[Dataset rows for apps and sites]

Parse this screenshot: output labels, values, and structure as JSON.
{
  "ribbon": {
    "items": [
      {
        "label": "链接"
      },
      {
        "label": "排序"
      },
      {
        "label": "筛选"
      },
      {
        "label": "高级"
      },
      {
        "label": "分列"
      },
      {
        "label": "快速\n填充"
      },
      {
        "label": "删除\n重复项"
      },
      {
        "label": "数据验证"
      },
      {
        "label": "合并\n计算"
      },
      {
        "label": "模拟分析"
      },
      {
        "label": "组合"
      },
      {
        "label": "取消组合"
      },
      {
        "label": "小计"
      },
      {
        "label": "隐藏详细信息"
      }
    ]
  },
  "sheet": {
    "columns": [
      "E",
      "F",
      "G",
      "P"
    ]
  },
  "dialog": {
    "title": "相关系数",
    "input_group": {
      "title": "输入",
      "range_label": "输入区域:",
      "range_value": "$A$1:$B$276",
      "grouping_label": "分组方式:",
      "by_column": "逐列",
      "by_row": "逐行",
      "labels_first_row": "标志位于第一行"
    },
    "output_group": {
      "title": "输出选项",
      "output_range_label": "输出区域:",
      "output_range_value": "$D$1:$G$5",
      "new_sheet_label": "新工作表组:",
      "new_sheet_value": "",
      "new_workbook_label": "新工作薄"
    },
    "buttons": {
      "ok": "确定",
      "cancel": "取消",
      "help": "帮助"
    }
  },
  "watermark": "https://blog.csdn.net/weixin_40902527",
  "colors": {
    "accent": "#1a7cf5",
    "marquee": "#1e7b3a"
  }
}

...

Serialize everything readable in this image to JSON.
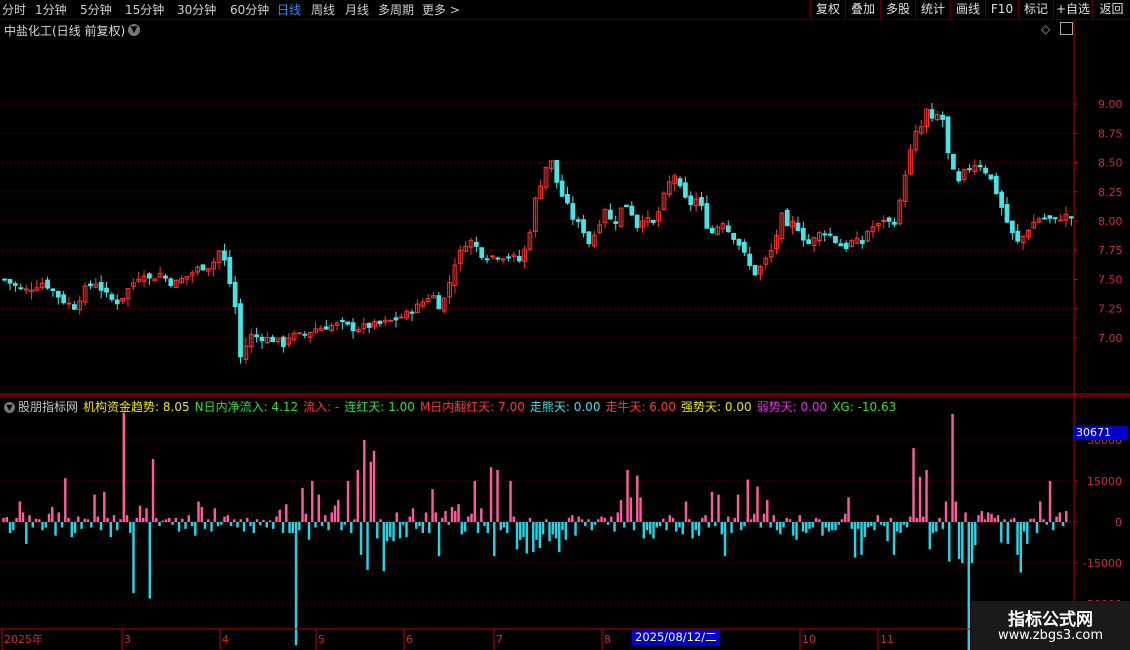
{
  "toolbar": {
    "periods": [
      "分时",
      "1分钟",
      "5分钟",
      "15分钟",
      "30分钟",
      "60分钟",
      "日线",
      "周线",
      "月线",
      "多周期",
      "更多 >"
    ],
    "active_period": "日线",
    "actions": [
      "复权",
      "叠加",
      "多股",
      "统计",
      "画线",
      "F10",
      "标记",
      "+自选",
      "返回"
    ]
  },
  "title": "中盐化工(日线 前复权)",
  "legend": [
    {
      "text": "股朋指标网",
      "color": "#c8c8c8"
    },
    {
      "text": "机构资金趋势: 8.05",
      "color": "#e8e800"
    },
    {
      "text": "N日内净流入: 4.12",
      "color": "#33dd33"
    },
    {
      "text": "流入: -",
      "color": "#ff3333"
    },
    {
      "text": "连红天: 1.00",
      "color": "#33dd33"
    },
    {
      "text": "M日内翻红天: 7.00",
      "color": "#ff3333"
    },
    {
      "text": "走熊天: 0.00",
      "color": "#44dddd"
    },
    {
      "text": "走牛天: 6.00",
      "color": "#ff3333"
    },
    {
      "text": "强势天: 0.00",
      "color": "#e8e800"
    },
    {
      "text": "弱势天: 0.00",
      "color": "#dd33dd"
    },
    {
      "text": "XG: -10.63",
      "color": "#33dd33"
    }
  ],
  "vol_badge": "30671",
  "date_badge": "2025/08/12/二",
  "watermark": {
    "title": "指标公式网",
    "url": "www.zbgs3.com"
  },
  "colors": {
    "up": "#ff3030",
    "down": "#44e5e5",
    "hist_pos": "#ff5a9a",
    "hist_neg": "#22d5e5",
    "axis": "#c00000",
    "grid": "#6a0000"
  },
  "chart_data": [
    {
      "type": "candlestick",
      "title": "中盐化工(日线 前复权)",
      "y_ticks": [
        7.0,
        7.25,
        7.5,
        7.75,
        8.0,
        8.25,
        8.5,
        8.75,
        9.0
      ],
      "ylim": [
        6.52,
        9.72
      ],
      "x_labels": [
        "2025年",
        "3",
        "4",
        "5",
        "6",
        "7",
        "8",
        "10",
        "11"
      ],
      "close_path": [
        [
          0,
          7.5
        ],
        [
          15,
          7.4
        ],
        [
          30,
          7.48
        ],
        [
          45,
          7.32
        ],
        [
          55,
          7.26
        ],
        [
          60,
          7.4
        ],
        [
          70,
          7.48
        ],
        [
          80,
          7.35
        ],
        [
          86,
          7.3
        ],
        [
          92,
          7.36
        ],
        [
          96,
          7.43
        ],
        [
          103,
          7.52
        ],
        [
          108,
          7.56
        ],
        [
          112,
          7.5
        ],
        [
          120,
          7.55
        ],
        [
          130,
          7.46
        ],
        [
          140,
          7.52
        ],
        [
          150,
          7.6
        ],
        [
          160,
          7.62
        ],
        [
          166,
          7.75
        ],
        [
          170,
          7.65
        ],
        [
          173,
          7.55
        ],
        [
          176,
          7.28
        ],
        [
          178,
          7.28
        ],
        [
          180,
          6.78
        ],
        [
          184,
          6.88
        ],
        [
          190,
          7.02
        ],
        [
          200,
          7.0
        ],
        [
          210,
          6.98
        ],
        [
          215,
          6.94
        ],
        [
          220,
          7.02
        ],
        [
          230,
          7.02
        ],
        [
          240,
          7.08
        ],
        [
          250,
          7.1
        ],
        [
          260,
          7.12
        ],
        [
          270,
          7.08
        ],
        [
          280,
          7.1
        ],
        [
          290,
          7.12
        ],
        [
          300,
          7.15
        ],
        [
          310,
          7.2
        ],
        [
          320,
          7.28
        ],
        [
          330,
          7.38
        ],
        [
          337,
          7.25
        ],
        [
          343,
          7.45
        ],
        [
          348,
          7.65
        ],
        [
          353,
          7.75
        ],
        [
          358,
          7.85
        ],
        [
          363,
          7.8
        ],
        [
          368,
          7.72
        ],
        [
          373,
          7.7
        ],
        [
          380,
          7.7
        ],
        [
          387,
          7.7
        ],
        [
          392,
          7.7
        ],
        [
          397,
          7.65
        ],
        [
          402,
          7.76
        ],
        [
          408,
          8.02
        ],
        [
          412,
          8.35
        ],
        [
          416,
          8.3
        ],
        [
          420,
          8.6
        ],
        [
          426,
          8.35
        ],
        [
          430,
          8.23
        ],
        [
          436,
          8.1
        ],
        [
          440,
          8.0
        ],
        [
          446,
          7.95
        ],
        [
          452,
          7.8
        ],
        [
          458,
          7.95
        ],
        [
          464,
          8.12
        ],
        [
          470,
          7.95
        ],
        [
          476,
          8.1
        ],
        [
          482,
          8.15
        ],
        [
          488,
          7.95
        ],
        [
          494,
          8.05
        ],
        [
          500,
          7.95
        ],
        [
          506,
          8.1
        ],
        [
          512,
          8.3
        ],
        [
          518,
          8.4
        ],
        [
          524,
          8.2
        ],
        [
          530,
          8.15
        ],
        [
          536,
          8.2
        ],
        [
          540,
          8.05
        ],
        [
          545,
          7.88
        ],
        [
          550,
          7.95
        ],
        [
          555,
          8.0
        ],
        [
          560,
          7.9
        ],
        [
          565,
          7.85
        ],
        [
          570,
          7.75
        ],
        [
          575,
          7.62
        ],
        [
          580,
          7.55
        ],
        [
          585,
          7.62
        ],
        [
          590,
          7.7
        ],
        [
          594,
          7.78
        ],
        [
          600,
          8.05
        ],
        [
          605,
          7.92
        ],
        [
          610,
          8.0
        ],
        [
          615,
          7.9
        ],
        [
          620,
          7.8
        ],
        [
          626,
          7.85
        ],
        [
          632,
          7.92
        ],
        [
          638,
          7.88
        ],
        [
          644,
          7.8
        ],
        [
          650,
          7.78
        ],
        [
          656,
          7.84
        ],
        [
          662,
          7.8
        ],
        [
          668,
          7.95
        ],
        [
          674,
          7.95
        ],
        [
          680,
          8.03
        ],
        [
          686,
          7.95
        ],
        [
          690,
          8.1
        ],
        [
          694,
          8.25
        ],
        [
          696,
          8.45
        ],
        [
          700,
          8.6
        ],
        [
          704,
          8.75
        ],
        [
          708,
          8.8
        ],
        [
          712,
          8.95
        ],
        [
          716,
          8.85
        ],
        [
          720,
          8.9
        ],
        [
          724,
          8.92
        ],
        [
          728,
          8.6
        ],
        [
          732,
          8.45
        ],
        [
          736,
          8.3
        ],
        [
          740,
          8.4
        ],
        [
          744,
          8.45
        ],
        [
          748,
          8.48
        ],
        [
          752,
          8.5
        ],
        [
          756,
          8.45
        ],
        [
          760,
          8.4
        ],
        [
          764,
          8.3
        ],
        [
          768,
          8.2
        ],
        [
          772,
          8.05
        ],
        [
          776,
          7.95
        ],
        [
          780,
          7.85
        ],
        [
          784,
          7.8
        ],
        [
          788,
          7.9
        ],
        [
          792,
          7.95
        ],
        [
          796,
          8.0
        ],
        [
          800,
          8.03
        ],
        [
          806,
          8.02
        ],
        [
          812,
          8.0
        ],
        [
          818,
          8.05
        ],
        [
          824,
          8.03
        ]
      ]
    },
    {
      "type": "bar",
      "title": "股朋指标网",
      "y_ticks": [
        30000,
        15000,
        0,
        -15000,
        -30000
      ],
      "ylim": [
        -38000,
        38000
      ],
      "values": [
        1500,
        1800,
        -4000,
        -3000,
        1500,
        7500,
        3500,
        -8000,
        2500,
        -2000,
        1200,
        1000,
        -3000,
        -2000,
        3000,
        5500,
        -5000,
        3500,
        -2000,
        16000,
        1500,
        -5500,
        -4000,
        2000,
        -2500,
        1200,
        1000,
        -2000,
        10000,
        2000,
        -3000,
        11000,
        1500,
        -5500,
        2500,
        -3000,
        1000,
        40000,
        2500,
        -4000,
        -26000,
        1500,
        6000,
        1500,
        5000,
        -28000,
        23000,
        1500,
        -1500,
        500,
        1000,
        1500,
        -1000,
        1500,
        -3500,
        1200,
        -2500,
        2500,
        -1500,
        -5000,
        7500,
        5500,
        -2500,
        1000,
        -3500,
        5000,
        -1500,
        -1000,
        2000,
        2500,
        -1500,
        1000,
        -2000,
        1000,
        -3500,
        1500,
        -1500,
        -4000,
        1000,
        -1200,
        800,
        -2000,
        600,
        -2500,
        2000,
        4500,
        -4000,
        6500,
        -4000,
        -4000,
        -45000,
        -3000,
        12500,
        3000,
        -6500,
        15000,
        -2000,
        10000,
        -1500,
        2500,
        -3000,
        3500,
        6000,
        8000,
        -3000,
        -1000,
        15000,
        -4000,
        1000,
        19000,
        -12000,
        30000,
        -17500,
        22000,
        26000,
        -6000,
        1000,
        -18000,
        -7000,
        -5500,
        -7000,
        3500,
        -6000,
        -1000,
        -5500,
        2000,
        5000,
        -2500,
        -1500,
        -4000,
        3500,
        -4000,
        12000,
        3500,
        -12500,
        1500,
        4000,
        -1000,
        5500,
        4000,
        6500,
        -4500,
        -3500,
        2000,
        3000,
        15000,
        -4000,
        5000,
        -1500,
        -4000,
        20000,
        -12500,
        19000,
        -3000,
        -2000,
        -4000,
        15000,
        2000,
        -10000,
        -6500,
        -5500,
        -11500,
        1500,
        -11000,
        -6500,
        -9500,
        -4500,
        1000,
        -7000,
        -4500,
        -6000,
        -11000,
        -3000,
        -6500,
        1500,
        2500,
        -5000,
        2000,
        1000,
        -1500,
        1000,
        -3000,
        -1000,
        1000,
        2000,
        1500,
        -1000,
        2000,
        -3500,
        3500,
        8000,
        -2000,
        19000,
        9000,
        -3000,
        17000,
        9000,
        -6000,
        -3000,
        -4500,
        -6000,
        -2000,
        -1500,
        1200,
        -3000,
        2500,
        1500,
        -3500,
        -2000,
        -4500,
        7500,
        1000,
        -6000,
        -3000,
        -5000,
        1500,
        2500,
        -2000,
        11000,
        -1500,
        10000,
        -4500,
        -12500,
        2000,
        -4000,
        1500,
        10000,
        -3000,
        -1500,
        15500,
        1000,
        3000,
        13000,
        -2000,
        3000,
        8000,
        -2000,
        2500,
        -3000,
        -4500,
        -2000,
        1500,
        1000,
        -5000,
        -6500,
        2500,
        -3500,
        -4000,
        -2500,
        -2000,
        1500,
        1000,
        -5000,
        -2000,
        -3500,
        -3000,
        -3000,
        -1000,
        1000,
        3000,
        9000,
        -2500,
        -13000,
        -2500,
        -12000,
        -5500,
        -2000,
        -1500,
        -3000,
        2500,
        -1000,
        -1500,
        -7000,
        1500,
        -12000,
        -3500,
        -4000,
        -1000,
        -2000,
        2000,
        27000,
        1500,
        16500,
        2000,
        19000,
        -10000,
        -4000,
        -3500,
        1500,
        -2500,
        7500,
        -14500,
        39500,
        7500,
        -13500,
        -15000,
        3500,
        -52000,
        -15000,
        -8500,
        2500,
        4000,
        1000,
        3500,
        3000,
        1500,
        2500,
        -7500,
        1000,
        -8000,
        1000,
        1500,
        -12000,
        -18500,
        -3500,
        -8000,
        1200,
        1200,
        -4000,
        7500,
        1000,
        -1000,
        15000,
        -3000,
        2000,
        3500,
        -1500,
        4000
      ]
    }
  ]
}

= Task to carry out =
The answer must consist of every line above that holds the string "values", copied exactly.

= Exercise answer =
Parse this screenshot: output labels, values, and structure as JSON.
      "values": [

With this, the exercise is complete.